__Your task__.
Throughout the records below, find each line holding "heading" and copy it.

__Entries supplied__.
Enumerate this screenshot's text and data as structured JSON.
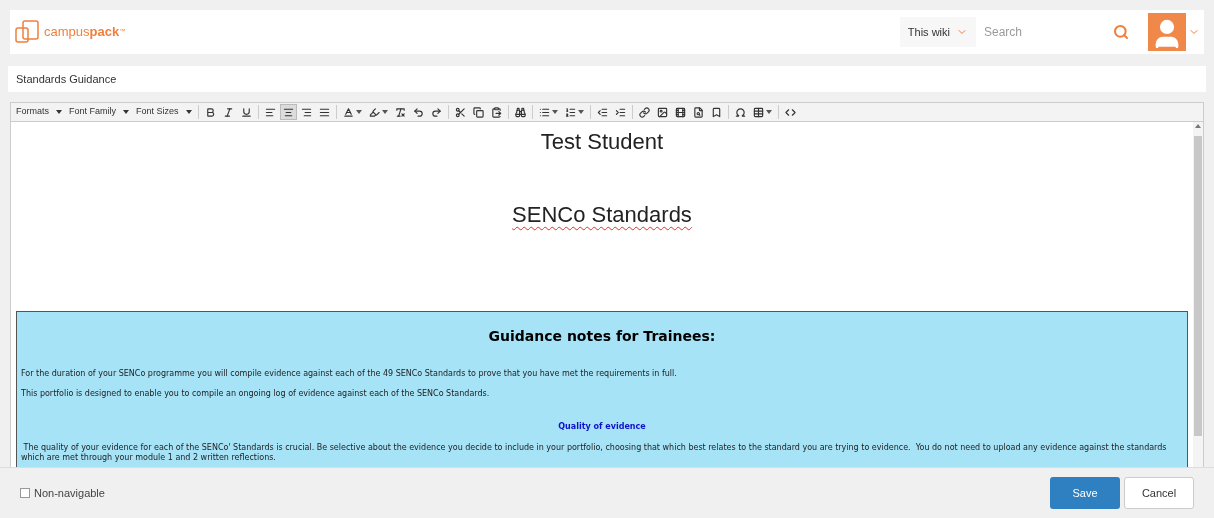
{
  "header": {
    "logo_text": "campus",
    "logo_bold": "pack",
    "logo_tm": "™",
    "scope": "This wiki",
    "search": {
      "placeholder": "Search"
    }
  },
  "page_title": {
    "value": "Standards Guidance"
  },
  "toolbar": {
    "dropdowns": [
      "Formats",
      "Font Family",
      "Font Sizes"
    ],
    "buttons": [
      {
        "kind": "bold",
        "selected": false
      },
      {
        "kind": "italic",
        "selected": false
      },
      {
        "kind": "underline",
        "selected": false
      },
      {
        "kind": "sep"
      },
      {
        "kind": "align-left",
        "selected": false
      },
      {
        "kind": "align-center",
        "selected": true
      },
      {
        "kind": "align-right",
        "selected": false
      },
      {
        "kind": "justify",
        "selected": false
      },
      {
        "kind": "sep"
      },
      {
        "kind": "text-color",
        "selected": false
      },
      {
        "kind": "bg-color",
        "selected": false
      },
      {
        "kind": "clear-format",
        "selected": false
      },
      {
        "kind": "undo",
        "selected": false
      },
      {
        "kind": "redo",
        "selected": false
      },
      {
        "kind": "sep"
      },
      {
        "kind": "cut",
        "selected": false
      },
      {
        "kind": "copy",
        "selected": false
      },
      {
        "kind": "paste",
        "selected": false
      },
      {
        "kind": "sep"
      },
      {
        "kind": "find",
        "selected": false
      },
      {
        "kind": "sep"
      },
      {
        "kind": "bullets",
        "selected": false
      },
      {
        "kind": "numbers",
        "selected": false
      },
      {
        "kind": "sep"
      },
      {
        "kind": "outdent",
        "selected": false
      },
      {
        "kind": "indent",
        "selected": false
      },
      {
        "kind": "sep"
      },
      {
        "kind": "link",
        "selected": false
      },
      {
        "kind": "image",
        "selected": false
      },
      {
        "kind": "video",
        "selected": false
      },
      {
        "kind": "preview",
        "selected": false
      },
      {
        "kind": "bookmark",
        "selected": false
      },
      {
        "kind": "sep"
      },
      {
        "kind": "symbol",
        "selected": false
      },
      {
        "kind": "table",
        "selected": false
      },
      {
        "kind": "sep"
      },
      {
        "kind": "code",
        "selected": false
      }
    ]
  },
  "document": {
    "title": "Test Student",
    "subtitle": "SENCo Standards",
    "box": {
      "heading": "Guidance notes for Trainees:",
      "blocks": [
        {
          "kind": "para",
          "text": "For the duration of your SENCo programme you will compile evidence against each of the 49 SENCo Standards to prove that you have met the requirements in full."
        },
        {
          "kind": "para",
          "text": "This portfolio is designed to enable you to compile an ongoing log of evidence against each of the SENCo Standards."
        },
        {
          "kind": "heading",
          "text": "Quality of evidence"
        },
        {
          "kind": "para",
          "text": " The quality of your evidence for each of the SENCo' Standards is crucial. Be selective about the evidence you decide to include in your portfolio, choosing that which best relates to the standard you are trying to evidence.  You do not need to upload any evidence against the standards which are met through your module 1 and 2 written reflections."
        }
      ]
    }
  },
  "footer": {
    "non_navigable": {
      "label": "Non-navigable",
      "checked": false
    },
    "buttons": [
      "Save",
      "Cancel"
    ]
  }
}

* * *

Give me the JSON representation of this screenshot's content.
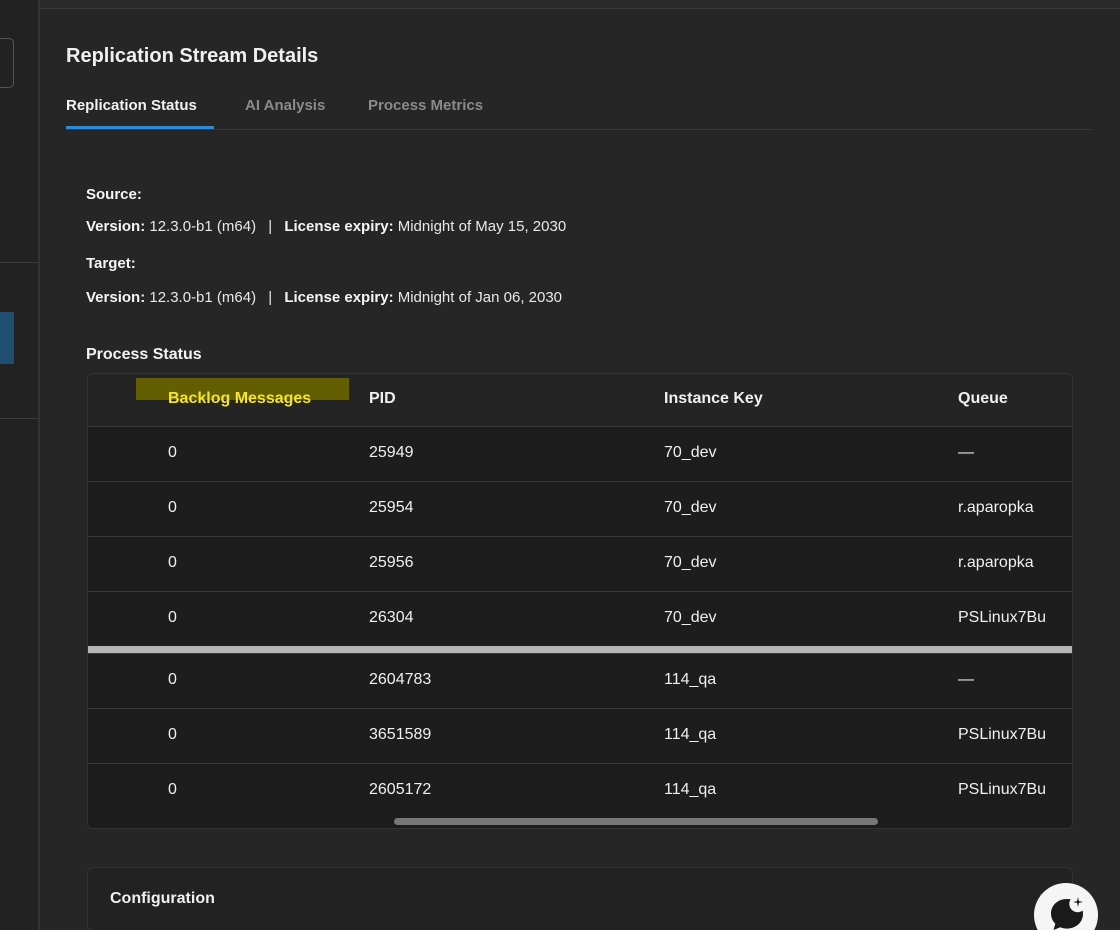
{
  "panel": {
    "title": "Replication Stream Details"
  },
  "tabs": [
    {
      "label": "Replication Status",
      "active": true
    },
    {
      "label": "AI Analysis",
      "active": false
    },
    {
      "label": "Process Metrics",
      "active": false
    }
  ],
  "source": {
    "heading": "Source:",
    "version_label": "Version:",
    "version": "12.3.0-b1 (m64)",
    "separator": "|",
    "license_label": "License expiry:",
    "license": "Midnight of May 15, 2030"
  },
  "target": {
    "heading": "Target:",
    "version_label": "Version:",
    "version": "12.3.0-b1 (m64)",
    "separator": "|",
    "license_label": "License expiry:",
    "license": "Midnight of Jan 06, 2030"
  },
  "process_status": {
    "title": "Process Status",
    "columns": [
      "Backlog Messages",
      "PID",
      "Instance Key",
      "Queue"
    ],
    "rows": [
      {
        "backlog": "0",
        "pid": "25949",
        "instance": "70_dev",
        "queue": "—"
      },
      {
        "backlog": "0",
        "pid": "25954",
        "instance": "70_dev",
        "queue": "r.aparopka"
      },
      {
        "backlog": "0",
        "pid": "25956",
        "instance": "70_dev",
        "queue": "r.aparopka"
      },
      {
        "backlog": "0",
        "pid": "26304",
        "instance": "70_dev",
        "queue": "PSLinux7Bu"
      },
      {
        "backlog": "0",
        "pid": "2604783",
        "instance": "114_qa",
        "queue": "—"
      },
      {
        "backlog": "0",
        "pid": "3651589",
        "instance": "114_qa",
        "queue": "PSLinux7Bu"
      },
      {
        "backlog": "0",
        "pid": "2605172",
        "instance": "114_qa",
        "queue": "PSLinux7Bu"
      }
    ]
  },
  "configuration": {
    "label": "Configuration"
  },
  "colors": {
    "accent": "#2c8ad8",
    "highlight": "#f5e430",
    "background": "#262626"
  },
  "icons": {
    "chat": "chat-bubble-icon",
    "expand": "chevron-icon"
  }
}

__Solution to the exercise__.
      "heading": "Guidance notes for Trainees:",
          "kind": "heading",
    "heading": "Source:",
    "heading": "Target:",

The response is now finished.